He dreams of climbing the K-2 one day. But contesting against 20 heavyweight contestants in Karachi’s thickly populated and ethnically diverse constituency PS-103 is possibly tougher than climbing a mountain, especially if one is an independent candidate who does not have the backing of the affluent.
For Raza Shah, the fact that he is one of the few, or possibly Pakistan’s only differently-abled contestant for the upcoming general elections 2018, his being a polio survivor is not his biggest limitation. “We live in a world where political parties politicise everything to win the elections. If there were other differently-abled contestants, they would have been highlighted by the big parties by now for sure,” says 36-years-old Shah.
For everyone in their lives, there is one moment of epiphany. So it was for Shah who, witnessing the issues people like him faced and the fact that they had no one to solve the problems, realised he must step up. “For every problem, one had to either contact political bigwigs through networks and contacts, or through giving money. The people who were our points of contact knew nothing about our problems. I thought to myself ‘why can’t I be that point of contact?’.”
From 8am to 3am, Shah and his core group of supporters knock door to door in their constituency for the Sindh Assembly seat PS-103. Gradually, people are getting convinced, and the response is very positive, according to Shah, because he is one of them. But it hasn’t been easy. “Har party ke hissay kee gaaliyan bhi mein ne khayi hain (I have been hearing abuses in place of the other political parties),” he laughs and says, because when he goes to convince people, they ask what can he do if those political giants could do nothing, only to be convinced that here is a man who actually has the will to fight the odds and help his community. And the will is perhaps all it takes.
Campaigning has taught him a lot, as interacting one-on-one teaches what hours on the podium giving speeches doesn’t. “I have also learnt that our people are very hospitable and make sure you take chai or cold drinks, but there are no public toilets in Karachi,” he says, pointing out a legitimate issue in the garb of humour.
While newspapers proudly sported the headline given by Election Commission of Pakistan (ECP) that disabled people are being facilitated and are allowed to vote through postal ballot, where is that much-awaited headline that says that differently-abled people are contesting elections? Yes there are reserved seats for them but is that enough? For Shah, his contesting the elections is also about making a point about social inclusion. Parties like Pakistan Tehreek-e-Insaf (PTI) and Pakistan People’s Party (PPP) have sections in their manifesto talking about ensuring rights of the differently-abled.

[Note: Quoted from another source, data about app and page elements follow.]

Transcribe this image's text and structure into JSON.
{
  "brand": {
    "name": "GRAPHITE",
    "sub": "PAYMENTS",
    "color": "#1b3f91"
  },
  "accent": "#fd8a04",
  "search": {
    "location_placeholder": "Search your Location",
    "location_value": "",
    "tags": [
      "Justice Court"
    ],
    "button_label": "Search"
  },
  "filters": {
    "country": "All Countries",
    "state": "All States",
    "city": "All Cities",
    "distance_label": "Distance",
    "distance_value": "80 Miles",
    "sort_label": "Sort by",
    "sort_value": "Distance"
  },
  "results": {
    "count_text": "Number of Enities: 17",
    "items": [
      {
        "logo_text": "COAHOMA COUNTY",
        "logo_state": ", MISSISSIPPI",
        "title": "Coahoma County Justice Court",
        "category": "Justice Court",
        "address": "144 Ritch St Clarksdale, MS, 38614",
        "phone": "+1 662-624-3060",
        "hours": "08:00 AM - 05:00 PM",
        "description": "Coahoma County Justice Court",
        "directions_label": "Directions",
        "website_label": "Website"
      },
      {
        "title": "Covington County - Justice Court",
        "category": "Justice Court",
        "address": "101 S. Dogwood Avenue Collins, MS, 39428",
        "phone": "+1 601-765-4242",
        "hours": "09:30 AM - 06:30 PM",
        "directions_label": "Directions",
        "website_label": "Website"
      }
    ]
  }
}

Other major political parties have not even bothered to do that. However, Shah feels that this is all good to the extent of manifestos only, but Pakistan’s differently-abled need more than just job quotas. They need their voices heard. “Practically, no one has fielded differently-abled candidates from their parties, have they?” says Shah who contracted polio at the age of one and a half. “Every day is a fight, living with this [disability]. If I can fight this, I can do more.”
An optimist, Shah feels that more and more independent candidates will come up in elections over time. “Voters will also understand over time that those who spend crores on election campaigns will obviously invest that much to earn it all and more back after the elections. It is independent candidates who are focused on solving people’s problems because they are in it to serve their communities,” he adds. His election symbol is brick. “It is a symbol of constructing something. It reflects the ideology of progress.”
Shah also does not see his disability as his claim to fame. “I tell people that if I can contest elections with limitations like being an independent candidate, putting up a fight against representatives of Pakistan’s biggest political parties, and on top of it being differently-abled, then so can you. I am a reality. I am part of the equation, even though I have limitations. Unless citizens like me stand up for themselves, and gain the strength to help their communities, no one is going to help us.”